## Task to complete
Scan the entries for the word "arrow", and copy every line where it appears.

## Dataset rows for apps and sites

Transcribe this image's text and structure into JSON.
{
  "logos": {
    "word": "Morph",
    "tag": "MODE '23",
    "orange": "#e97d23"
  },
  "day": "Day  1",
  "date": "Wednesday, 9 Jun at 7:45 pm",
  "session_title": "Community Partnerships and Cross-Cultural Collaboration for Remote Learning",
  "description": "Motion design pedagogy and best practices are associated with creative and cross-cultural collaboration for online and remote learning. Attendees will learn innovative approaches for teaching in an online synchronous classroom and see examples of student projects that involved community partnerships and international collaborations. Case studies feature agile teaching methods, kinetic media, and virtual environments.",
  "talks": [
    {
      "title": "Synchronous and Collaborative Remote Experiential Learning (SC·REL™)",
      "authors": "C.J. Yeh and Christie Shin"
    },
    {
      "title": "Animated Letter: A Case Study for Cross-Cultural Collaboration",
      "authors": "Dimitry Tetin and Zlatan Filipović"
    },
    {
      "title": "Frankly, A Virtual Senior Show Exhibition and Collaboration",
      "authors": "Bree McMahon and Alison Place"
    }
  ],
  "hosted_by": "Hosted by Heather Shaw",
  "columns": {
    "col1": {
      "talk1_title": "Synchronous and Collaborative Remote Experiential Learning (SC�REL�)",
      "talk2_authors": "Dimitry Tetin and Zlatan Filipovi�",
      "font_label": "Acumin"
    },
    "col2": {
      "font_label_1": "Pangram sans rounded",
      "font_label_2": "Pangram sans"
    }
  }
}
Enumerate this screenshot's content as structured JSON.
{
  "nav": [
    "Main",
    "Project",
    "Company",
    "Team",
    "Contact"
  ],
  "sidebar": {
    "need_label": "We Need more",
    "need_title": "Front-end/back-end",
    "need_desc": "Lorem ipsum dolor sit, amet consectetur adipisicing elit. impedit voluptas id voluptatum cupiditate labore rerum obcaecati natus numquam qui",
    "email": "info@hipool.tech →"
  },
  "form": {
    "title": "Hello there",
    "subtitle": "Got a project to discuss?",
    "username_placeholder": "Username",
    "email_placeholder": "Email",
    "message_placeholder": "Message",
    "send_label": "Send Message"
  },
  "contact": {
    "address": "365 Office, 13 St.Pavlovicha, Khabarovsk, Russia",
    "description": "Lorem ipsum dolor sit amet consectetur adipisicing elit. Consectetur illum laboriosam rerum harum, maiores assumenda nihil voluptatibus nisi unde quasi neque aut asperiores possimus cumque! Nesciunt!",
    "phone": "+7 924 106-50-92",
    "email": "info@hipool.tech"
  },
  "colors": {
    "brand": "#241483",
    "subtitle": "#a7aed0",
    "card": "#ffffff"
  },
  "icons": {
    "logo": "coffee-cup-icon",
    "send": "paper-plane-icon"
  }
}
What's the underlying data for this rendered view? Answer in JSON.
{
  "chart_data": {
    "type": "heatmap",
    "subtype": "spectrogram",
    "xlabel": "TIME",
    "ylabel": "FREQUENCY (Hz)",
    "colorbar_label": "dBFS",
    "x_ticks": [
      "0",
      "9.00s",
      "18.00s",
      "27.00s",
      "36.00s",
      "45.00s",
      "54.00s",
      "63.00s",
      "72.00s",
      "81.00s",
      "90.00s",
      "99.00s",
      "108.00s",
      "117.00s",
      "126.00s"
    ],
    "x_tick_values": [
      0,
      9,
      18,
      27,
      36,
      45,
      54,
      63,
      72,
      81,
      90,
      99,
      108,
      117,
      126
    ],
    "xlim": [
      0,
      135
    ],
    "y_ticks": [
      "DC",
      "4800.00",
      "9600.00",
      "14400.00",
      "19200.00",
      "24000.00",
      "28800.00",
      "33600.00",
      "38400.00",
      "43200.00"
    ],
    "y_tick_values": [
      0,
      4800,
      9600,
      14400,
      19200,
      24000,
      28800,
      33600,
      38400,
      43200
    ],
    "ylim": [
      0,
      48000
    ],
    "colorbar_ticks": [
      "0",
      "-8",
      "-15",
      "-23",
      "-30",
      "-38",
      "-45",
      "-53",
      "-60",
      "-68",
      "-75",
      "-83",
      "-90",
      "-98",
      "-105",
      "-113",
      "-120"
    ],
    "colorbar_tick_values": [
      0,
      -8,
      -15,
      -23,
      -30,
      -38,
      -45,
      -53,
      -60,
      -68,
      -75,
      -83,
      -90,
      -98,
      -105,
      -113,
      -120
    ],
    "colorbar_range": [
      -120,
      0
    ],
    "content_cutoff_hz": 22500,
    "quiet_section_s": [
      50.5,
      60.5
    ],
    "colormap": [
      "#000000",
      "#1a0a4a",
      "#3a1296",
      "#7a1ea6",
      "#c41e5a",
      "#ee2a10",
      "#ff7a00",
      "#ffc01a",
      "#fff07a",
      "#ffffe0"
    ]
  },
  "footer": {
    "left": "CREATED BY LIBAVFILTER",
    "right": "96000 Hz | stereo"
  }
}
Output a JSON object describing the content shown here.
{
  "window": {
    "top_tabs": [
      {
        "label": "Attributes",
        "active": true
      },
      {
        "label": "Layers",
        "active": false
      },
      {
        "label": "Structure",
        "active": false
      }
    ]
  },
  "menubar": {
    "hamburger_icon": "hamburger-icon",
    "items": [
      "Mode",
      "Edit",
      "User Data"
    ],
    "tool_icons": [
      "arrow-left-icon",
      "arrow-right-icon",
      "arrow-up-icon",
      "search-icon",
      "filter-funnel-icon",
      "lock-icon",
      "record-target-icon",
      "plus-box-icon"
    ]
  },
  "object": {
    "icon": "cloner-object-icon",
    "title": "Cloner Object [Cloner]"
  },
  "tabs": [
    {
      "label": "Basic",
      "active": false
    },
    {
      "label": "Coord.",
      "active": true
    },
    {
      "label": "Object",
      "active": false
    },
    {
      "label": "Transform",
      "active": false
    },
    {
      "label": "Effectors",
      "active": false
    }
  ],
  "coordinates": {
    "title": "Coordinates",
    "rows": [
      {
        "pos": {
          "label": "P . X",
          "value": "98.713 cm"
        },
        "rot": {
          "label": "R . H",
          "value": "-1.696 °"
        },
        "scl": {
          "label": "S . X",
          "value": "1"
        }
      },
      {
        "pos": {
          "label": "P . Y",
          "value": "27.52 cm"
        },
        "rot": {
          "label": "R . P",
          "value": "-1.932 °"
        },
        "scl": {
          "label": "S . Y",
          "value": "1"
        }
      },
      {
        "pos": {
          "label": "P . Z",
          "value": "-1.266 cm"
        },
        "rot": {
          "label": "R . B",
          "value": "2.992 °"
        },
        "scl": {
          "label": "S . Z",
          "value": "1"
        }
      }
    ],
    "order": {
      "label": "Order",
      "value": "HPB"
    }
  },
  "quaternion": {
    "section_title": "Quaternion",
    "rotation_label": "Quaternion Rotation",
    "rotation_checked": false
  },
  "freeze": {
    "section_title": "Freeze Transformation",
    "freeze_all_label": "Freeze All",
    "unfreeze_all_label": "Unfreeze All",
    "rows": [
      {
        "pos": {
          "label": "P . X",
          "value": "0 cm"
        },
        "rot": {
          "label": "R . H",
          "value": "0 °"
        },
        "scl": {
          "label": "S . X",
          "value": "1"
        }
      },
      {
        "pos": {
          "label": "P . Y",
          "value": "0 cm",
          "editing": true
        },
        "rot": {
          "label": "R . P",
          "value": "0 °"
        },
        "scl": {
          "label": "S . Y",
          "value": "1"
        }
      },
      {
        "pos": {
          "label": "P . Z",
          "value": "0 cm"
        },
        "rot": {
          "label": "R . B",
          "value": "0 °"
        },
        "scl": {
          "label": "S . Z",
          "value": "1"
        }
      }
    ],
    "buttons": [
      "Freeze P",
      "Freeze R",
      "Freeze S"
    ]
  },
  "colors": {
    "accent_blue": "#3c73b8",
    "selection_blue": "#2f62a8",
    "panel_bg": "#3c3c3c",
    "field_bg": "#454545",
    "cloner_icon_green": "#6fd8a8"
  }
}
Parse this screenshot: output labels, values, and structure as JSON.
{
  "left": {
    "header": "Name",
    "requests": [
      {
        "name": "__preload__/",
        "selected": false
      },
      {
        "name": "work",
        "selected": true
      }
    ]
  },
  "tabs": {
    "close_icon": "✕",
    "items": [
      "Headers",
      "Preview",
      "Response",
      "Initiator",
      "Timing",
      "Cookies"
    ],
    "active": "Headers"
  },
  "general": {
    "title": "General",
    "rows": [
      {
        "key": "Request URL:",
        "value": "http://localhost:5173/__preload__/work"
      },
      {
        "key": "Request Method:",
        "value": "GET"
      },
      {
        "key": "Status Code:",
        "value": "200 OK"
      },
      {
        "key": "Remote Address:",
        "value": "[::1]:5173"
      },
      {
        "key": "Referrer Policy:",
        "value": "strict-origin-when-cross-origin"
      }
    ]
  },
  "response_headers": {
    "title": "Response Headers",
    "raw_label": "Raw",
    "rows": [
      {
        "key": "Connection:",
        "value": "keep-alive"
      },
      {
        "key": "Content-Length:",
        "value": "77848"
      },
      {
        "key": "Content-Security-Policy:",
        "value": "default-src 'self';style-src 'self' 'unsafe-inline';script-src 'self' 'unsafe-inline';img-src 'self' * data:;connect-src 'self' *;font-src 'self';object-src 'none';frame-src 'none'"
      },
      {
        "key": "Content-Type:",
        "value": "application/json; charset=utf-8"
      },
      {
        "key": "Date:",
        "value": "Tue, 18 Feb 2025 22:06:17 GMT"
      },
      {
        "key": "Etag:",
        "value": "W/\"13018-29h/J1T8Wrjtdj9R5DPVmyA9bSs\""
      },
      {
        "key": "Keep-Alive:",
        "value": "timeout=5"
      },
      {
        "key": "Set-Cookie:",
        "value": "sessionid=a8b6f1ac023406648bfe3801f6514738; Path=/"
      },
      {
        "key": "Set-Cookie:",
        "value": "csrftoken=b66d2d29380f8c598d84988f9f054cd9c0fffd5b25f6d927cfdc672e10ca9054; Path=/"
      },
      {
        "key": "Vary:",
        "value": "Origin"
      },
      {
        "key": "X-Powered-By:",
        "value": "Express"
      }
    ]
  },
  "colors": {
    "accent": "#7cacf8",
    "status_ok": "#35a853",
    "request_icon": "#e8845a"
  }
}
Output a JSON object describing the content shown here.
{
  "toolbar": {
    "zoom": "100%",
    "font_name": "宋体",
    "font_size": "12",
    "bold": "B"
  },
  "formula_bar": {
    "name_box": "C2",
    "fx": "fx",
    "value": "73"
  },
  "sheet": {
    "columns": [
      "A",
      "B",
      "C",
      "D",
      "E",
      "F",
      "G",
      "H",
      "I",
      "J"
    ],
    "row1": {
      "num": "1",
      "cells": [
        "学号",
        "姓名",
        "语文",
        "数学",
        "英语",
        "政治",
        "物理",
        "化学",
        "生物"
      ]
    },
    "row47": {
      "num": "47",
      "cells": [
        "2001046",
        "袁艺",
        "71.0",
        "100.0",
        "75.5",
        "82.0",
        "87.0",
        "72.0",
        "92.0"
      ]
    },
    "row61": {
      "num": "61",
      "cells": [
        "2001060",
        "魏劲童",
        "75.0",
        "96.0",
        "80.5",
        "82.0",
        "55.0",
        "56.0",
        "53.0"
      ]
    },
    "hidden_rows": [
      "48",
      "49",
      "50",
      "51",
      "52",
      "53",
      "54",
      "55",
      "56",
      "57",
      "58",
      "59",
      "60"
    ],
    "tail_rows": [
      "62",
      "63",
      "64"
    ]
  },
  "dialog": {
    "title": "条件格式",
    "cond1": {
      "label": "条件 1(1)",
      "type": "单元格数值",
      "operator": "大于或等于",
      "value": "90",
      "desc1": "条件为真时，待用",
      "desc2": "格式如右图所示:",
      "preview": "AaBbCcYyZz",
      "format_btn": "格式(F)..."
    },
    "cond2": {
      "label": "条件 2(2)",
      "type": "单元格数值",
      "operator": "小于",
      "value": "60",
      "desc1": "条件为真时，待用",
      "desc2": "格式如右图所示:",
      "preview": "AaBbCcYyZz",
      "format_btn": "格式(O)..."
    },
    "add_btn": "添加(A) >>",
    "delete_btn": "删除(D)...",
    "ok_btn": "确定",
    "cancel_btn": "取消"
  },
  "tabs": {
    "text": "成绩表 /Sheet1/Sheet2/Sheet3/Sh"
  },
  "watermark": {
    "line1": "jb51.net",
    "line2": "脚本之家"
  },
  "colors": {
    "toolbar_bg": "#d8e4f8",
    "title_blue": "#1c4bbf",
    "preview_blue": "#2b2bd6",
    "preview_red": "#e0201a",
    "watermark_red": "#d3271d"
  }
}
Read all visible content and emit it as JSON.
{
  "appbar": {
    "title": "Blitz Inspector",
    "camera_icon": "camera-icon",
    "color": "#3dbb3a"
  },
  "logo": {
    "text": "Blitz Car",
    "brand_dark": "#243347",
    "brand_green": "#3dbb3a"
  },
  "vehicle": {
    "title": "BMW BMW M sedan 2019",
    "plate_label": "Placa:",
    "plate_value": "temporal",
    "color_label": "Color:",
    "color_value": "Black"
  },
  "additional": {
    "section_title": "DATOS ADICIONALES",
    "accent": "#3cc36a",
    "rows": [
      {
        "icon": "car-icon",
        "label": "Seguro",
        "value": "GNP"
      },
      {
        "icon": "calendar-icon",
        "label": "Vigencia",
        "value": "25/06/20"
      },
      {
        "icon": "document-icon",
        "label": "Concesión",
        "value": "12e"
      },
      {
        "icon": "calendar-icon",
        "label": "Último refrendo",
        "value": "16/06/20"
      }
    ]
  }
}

## Solution to this exercise
      "arrow-left-icon",
      "arrow-right-icon",
      "arrow-up-icon",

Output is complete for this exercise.